YOUR TASK → Look through the material beneath and copy each line with the word "waited".

DATA SUPPLIED →
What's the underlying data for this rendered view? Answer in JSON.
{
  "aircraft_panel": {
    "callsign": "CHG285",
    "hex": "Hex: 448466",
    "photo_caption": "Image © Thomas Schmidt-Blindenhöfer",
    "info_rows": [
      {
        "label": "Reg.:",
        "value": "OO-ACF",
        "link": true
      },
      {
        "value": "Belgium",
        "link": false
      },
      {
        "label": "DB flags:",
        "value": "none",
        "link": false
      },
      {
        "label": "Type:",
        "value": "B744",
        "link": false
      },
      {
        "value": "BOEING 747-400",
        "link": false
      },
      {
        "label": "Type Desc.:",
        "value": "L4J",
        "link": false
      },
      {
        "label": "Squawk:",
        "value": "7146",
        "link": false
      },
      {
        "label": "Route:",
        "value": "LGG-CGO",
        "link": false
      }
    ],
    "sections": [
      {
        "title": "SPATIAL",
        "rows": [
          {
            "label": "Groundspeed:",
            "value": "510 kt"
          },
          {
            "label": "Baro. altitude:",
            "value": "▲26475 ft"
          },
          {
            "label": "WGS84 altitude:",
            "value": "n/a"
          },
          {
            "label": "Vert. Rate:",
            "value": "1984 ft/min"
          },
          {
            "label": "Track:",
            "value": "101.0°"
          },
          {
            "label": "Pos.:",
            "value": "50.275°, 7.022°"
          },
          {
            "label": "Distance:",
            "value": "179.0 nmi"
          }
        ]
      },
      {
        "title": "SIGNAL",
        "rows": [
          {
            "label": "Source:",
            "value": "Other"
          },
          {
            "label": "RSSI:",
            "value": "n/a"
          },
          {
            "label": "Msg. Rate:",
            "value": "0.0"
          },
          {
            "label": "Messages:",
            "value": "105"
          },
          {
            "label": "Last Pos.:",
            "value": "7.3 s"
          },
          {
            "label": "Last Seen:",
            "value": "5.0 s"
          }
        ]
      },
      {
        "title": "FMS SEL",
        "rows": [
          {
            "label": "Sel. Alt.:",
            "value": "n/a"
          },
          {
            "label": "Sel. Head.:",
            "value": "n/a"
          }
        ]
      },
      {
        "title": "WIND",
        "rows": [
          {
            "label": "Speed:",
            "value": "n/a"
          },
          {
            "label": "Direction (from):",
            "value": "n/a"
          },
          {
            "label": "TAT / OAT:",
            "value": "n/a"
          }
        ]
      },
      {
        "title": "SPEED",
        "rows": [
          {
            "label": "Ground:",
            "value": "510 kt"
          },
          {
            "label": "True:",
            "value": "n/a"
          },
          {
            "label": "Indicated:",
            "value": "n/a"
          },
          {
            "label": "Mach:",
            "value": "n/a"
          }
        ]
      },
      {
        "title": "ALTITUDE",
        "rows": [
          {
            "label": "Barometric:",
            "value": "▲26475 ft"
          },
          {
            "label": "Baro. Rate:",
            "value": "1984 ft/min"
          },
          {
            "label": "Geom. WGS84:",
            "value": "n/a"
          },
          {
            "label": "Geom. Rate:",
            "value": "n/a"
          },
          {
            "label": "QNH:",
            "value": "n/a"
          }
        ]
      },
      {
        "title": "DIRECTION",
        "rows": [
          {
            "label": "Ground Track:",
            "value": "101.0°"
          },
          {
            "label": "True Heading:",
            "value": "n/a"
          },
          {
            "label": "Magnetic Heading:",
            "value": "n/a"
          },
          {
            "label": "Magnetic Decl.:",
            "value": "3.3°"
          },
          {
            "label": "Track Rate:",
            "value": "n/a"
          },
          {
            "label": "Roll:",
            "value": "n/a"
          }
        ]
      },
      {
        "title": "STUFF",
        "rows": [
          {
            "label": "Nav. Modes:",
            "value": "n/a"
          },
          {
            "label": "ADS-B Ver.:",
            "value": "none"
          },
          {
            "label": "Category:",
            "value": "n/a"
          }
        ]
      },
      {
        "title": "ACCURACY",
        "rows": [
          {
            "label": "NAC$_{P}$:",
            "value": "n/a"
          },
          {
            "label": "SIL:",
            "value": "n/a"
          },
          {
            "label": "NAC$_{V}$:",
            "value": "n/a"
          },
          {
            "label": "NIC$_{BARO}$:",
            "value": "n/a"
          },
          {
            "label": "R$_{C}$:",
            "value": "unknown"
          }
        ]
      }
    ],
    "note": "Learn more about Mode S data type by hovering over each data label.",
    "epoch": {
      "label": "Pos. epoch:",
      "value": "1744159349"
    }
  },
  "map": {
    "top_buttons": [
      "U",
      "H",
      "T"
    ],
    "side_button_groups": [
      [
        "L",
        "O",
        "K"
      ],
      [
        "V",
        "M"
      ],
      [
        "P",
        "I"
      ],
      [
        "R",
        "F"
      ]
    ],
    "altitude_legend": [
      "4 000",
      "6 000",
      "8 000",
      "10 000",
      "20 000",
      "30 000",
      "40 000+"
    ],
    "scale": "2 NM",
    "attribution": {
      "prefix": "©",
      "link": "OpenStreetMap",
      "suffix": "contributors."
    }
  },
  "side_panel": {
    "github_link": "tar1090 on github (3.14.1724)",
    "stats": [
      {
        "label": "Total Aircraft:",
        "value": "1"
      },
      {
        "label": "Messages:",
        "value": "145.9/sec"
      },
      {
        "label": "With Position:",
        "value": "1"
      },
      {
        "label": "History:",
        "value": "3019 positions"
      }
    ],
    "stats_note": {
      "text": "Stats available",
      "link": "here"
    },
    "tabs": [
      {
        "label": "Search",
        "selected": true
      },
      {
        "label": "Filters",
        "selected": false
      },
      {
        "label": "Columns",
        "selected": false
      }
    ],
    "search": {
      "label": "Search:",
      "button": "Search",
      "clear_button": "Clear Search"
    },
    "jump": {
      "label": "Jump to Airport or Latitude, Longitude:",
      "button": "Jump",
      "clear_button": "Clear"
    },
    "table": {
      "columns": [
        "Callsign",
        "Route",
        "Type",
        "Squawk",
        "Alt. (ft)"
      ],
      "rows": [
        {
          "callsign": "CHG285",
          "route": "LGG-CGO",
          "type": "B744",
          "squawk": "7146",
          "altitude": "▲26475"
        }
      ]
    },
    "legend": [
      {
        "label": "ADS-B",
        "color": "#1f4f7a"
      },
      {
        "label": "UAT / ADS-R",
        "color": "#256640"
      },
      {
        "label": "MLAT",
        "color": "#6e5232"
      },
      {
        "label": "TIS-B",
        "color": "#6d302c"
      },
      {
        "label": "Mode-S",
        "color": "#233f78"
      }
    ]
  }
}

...

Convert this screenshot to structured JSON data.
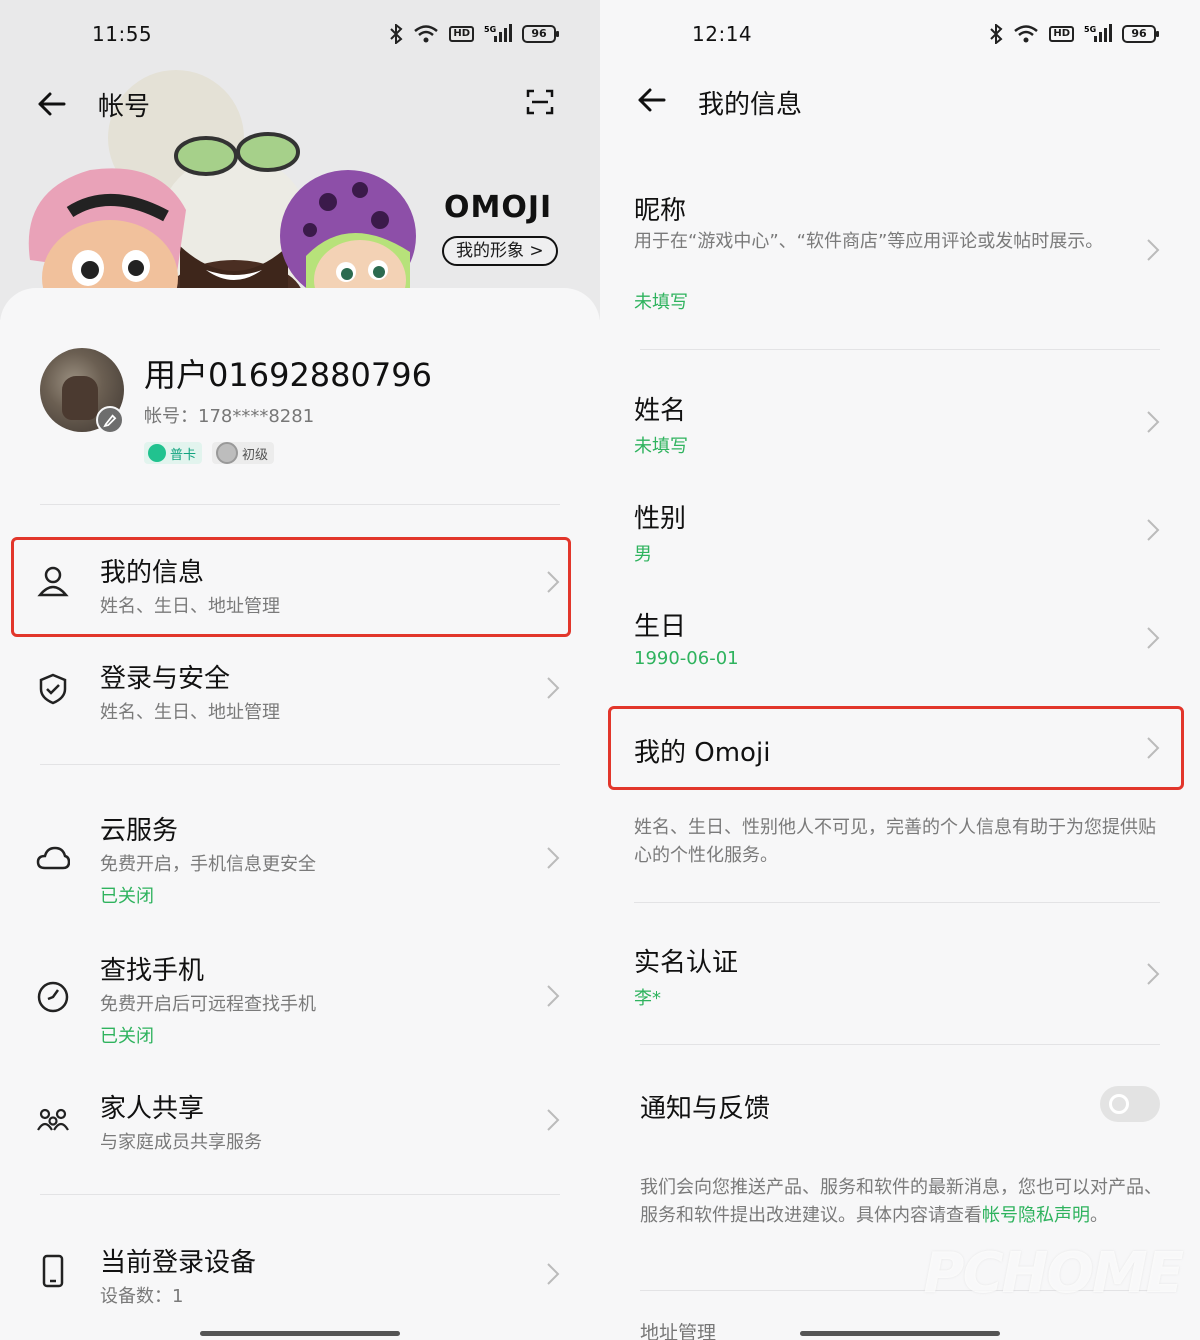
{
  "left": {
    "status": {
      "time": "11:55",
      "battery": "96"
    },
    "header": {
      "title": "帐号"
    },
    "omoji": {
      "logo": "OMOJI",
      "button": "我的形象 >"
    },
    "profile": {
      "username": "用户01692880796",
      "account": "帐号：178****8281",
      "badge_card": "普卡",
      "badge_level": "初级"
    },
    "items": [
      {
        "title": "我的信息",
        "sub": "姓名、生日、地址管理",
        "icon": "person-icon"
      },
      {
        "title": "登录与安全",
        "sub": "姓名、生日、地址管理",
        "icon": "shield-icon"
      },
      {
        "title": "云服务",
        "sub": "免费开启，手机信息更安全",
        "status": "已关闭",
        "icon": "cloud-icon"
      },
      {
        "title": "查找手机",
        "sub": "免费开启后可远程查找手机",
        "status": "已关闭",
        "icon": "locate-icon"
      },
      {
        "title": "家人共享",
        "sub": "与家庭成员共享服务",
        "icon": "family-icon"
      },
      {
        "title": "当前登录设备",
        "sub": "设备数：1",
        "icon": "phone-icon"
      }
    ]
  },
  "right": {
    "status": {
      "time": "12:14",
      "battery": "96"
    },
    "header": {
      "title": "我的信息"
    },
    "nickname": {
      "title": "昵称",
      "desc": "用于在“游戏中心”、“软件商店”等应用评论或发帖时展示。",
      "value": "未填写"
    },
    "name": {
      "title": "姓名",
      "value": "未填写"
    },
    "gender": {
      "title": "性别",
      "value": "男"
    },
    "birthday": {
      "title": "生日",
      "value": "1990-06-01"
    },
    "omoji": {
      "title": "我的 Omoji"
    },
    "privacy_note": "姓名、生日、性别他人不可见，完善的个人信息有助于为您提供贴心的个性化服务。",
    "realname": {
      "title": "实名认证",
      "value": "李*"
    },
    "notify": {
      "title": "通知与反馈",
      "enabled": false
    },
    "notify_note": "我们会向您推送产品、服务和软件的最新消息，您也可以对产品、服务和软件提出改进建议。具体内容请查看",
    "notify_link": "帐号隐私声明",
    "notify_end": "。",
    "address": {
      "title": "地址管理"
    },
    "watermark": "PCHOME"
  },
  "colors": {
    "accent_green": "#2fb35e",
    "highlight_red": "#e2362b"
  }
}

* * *

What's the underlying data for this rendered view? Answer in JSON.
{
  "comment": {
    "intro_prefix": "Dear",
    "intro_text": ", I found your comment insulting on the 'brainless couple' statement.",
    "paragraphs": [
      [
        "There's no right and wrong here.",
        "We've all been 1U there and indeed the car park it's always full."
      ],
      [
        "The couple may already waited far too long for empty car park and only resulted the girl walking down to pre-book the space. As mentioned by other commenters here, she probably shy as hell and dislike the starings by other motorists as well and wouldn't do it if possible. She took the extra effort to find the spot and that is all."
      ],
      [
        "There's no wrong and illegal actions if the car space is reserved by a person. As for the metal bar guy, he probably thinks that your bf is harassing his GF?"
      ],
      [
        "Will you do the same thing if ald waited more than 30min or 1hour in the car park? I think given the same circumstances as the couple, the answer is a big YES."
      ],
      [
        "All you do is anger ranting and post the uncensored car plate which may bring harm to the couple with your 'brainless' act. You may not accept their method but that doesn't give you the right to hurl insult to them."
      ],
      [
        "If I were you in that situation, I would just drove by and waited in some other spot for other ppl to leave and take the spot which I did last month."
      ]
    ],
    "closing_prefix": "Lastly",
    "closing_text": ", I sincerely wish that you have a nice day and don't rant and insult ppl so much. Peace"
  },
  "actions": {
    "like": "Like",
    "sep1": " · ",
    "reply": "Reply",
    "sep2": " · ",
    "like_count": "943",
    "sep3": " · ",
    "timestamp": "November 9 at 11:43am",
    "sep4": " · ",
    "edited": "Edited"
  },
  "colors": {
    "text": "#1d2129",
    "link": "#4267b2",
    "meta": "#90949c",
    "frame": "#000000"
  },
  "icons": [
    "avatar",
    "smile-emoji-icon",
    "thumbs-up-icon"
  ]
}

SOLUTION →
        "The couple may already waited far too long for empty car park and only resulted the girl walking down to pre-book the space. As mentioned by other commenters here, she probably shy as hell and dislike the starings by other motorists as well and wouldn't do it if possible. She took the extra effort to find the spot and that is all."
        "Will you do the same thing if ald waited more than 30min or 1hour in the car park? I think given the same circumstances as the couple, the answer is a big YES."
        "If I were you in that situation, I would just drove by and waited in some other spot for other ppl to leave and take the spot which I did last month."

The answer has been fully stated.